Lavender in Provence, France

The lavender here blooms between June and August. Just imagine the smell! I know it’s got a reputation for being a nanna’s favourite, but I really like the smell of lavender. I want to bring it back into fashion, but for men’s fragrances; it smells masculine to me – kind of woody and spicy. If I didn’t work for InsureandGo, I’d want to be a perfumer; I think I’ve got a pretty sensitive schnoz. The lavender in Provence is grown for soap and cosmetics but is also used in local cuisine. Apparently, you can have a lavender sorbet!

Tulips in Holland, the Netherlands

The tulip fields bloom from mid-March to the end of May in three main areas in Holland – Noordoostpolder, Kop van Noord-Holland and Leiden, all of which are around a 30-minute drive from Amsterdam. We love a tulip here. We’ve featured them in our adverts and written about them before. Did you know at one time in Holland. a tulip bulb could cost more than a house?! More tulip facts here.

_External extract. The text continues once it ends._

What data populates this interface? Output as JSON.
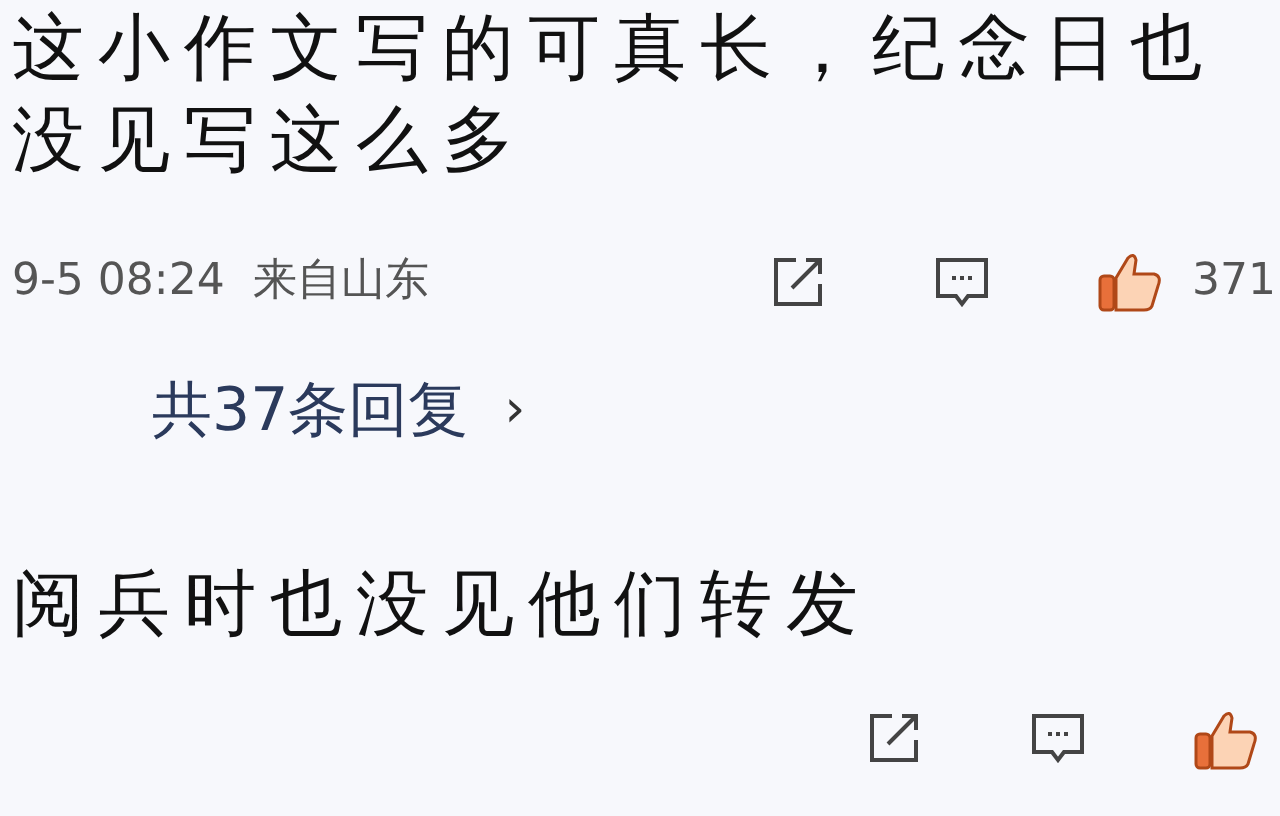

Sunflowers in Tuscany, Italy

These fields bloom between mid-June and early August and they stay bloomed for weeks, which makes seeing them easier. They have been grown in Tuscany since the 18th century, originally just because they looked nice, then for medicinal reasons and now for oil. In Italian, sunflowers are called girasole which means “sun turner” because they turn their heads to the sun as it moves overhead. Take a look at this video:

Calla lilies in Zhuzihu, Taiwan

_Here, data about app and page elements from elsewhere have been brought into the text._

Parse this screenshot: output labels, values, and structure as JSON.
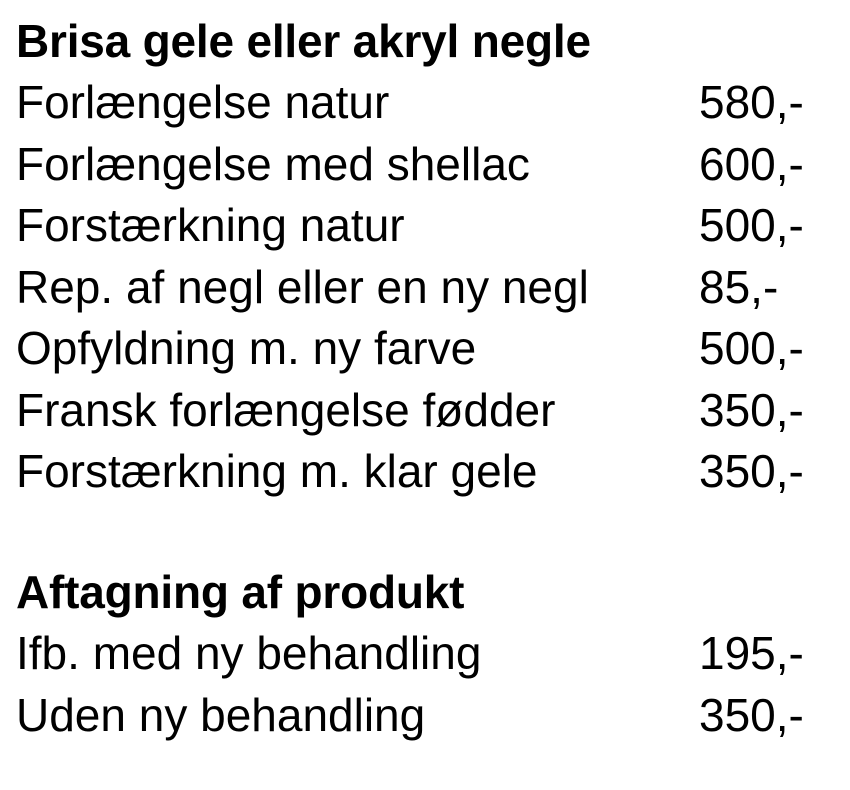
{
  "sections": [
    {
      "title": "Brisa gele eller akryl negle",
      "items": [
        {
          "name": "Forlængelse natur",
          "price": "580,-"
        },
        {
          "name": "Forlængelse med shellac",
          "price": "600,-"
        },
        {
          "name": "Forstærkning natur",
          "price": "500,-"
        },
        {
          "name": "Rep. af negl eller en ny negl",
          "price": "85,-"
        },
        {
          "name": "Opfyldning m. ny farve",
          "price": "500,-"
        },
        {
          "name": "Fransk forlængelse fødder",
          "price": "350,-"
        },
        {
          "name": "Forstærkning m. klar gele",
          "price": "350,-"
        }
      ]
    },
    {
      "title": "Aftagning af produkt",
      "items": [
        {
          "name": "Ifb. med ny behandling",
          "price": "195,-"
        },
        {
          "name": "Uden ny behandling",
          "price": "350,-"
        }
      ]
    }
  ]
}
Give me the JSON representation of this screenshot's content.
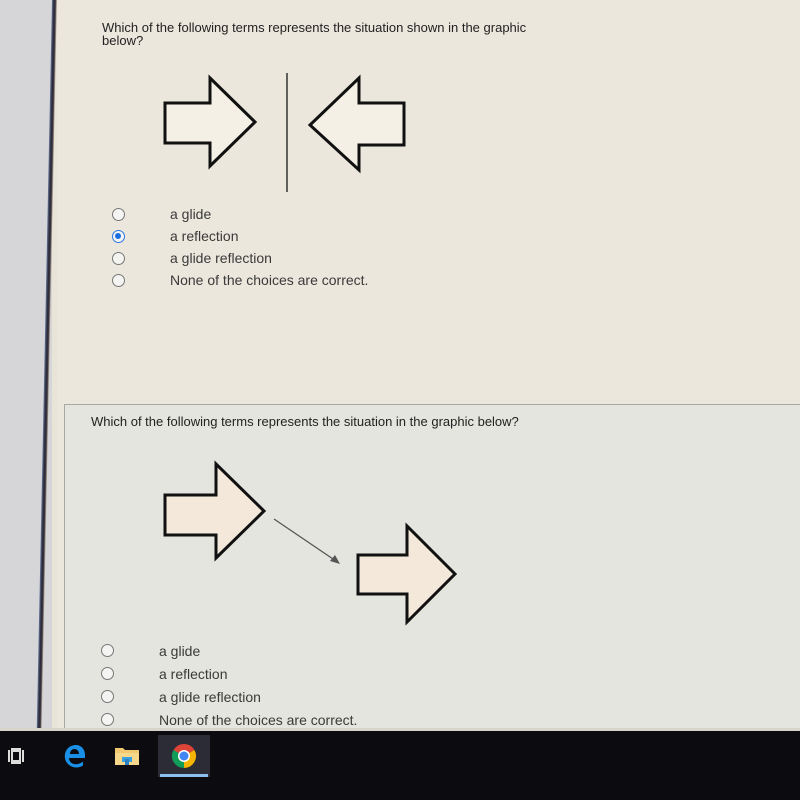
{
  "questions": [
    {
      "text": "Which of the following terms represents the situation shown in the graphic below?",
      "graphic": "two-arrows-facing-a-vertical-line",
      "options": [
        {
          "label": "a glide",
          "selected": false
        },
        {
          "label": "a reflection",
          "selected": true
        },
        {
          "label": "a glide reflection",
          "selected": false
        },
        {
          "label": "None of the choices are correct.",
          "selected": false
        }
      ]
    },
    {
      "text": "Which of the following terms represents the situation in the graphic below?",
      "graphic": "arrow-translated-diagonally",
      "options": [
        {
          "label": "a glide",
          "selected": false
        },
        {
          "label": "a reflection",
          "selected": false
        },
        {
          "label": "a glide reflection",
          "selected": false
        },
        {
          "label": "None of the choices are correct.",
          "selected": false
        }
      ]
    }
  ],
  "taskbar": {
    "items": [
      {
        "name": "Task View",
        "icon": "task-view-icon"
      },
      {
        "name": "Microsoft Edge",
        "icon": "edge-icon"
      },
      {
        "name": "File Explorer",
        "icon": "folder-icon"
      },
      {
        "name": "Google Chrome",
        "icon": "chrome-icon",
        "active": true
      }
    ]
  },
  "colors": {
    "radio_selected": "#1a6fe0",
    "arrow_fill_q2": "#f3e8da",
    "taskbar": "#0c0c10",
    "active_indicator": "#8cc0ee"
  }
}
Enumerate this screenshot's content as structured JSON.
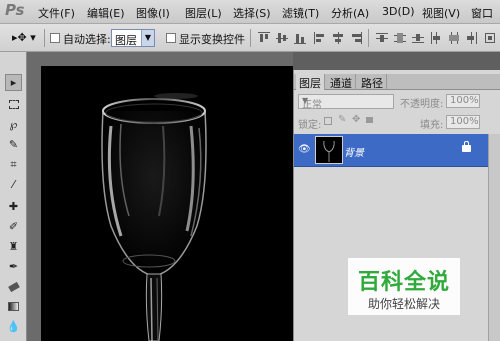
{
  "app": {
    "logo": "Ps"
  },
  "menu": [
    "文件(F)",
    "编辑(E)",
    "图像(I)",
    "图层(L)",
    "选择(S)",
    "滤镜(T)",
    "分析(A)",
    "3D(D)",
    "视图(V)",
    "窗口"
  ],
  "options": {
    "move_tool_glyph": "▸✥ ▾",
    "auto_select_label": "自动选择:",
    "auto_select_value": "图层",
    "show_transform_label": "显示变换控件"
  },
  "layers_panel": {
    "tabs": [
      "图层",
      "通道",
      "路径"
    ],
    "blend_mode": "正常",
    "opacity_label": "不透明度:",
    "opacity_value": "100%",
    "lock_label": "锁定:",
    "fill_label": "填充:",
    "fill_value": "100%",
    "layer_name": "背景"
  },
  "watermark": {
    "title": "百科全说",
    "subtitle": "助你轻松解决"
  },
  "colors": {
    "selection": "#3c6ac5",
    "watermark_green": "#2faa3b"
  }
}
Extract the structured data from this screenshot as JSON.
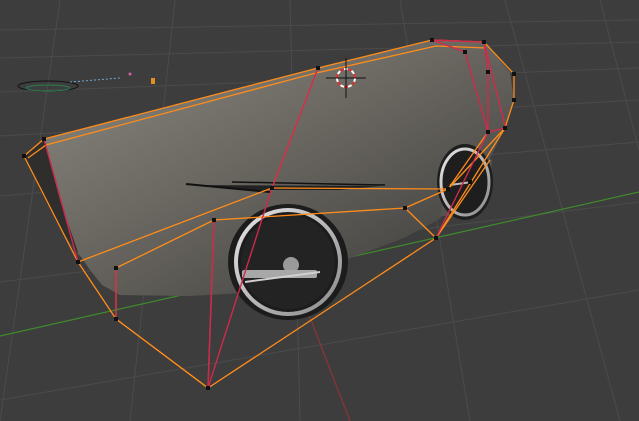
{
  "viewport": {
    "title": "",
    "colors": {
      "background": "#3d3d3d",
      "grid": "#4a4a4a",
      "axis_x": "#9a3a3a",
      "axis_y": "#3e8a2a",
      "cage_edge": "#ff8c1a",
      "seam_edge": "#d02a4a",
      "vertex": "#111111",
      "mesh_body": "#6f6c66",
      "wheel_rim": "#c9c9c9",
      "tire": "#1e1e1e"
    },
    "icons": {
      "cursor": "3d-cursor-icon",
      "light": "lamp-icon",
      "camera": "camera-icon"
    }
  }
}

These floral trumpets bloom between March and May and you can frolic through them during the Yangmingshan Calla Lily Festival. There are around 45 farms in the area and you can even pick the flowers at some of them. Be warned though – the calla lily likes it damp so it’s more than likely you will be frolicking in mud as well as flowers.

Canola in Luoping, China

Canola is known here as rapeseed. Canola is a much better name. Why on earth do we call it rapeseed? It’s a horrible name. Canola is grown in China to make oil, as it is here in the UK. The fields bloom between February and April in China and look absolutely amazing. It’s true that they also look amazing here too, but combined with the dark mountains and graduated landscapes, the yellow fields look particularly photogenic.